  3. Snip off a couple of the leaves closest to the incision point on the new cutting. This will expose a few more leaf nodes to create a more robust root system. Leave the foliage closest to the tip of the cutting intact, since this will absorb sunlight and create energy for forming the new root system. 
  4. Place the cutting in a clear jar, vase, or bottle filled with water. Make sure all the exposed nodes are submerged but allow the leaves to rest well above the water’s surface. 
  5. Place the cutting somewhere with bright, indirect light and refresh the water every few days. After a couple of weeks, you will be able to see the new roots emerging from the nodes. 
  6. Once a healthy new root system has been established, you can transfer your cutting to a standard pot filled with well-draining, fertile substrate and treat it as you would a mature Pothos.
  7. Alternatively, you may choose to leave your cutting as it is, growing it hydroponically in the vase without any soil. Simply add regular liquid fertiliser and watch as its exposed roots grow and become ever more established and tangled! 



Can I grow Devil’s Ivy outdoors?

Unfortunately, those of us who aren’t lucky enough to live in a tropical or subtropical climate will struggle to grow Pothos outdoors. They are sensitive to cold temperatures, and anything below 10°C can be fatal. It’s best to keep them warm in the home where you can enjoy them in all their tropical glory. 

Will my Devil’s Ivy flower?

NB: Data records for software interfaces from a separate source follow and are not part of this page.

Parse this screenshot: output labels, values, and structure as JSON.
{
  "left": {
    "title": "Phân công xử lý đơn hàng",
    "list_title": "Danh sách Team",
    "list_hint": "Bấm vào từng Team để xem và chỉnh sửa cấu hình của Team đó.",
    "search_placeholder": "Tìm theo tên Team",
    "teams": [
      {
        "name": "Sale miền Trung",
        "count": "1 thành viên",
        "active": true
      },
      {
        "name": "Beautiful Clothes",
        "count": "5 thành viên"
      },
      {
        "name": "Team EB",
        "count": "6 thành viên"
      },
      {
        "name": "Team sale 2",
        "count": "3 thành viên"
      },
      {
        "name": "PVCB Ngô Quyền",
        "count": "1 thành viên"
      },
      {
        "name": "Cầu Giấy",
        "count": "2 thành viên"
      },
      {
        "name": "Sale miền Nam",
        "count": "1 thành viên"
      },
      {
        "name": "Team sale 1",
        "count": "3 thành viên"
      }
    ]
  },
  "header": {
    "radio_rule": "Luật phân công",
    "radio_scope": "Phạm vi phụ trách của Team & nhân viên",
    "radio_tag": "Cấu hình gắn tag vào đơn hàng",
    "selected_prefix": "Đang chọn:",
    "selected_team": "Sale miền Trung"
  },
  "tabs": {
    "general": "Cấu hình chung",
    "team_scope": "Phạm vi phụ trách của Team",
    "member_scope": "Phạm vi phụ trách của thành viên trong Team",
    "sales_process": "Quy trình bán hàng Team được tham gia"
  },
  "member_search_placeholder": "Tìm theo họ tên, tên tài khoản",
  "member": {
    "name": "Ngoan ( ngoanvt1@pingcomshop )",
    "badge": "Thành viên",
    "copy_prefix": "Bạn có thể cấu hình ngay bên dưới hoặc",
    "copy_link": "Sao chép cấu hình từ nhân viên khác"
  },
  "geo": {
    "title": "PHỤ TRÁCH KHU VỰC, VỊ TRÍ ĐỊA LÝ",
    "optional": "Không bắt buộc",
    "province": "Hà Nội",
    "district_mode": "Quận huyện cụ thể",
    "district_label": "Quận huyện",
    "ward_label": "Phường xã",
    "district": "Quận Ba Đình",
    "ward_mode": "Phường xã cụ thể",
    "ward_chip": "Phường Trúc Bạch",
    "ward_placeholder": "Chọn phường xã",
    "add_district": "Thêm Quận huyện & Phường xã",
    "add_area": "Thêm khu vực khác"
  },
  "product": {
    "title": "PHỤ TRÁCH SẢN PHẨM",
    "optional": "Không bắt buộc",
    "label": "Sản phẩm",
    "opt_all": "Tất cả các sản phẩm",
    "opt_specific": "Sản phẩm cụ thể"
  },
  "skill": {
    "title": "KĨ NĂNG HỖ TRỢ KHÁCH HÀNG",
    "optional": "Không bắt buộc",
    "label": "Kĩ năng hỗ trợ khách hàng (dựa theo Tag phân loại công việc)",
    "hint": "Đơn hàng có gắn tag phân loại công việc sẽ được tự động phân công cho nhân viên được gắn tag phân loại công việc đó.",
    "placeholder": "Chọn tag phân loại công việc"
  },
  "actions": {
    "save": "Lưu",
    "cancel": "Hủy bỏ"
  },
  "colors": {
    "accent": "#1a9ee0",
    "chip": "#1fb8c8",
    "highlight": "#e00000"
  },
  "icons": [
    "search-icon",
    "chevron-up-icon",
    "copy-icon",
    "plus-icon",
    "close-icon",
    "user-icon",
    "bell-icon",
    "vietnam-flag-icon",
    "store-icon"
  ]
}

It’s highly unlikely that any house-grown Pothos will ever produce flowers. Even in the wild, blooming is scarcely seen unless synthetic hormones are used to help it along. Luckily, it’s the foliage, and not the flowers, which make Devil’s Ivy so very special. 

Is Devil’s Ivy Toxic? 

Devil’s Ivy is toxic to both pets and humans, cats in particular. It can cause severe stomach upset if ingested by our four-legged friends, so keep yours well out of reach of curious paws. Devil’s Ivy also contains calcium oxalate which is harmful to humans and can cause skin sensitivity, contact dermatitis, and burning sensations in the mouth if ingested, so handle yours with care (and definitely don’t try to eat it!). 

Final Thoughts

Final Thoughts

Whether you’re a novice gardener or a botanical prodigy, this divinely Devilish plant has plenty to offer and demands almost nothing in return. So, if you’re on the hunt for a fabulous, fuss-free, and forgiving houseplant that’s sure to brighten up your home and improve your air quality, look no further than the Devil’s Ivy!

Sharing is caring!

Emily Grice

Emily Grice

Em Grice is a content writer specialising in horticulture and botany who combines her respect for the natural world with her love for the written word. A regular contributor to a range of international publications and organisations, she is most at peace when pottering in her own little garden in the north of England

Related Posts

Subscribe To Our NewsLetter!

Scroll to Top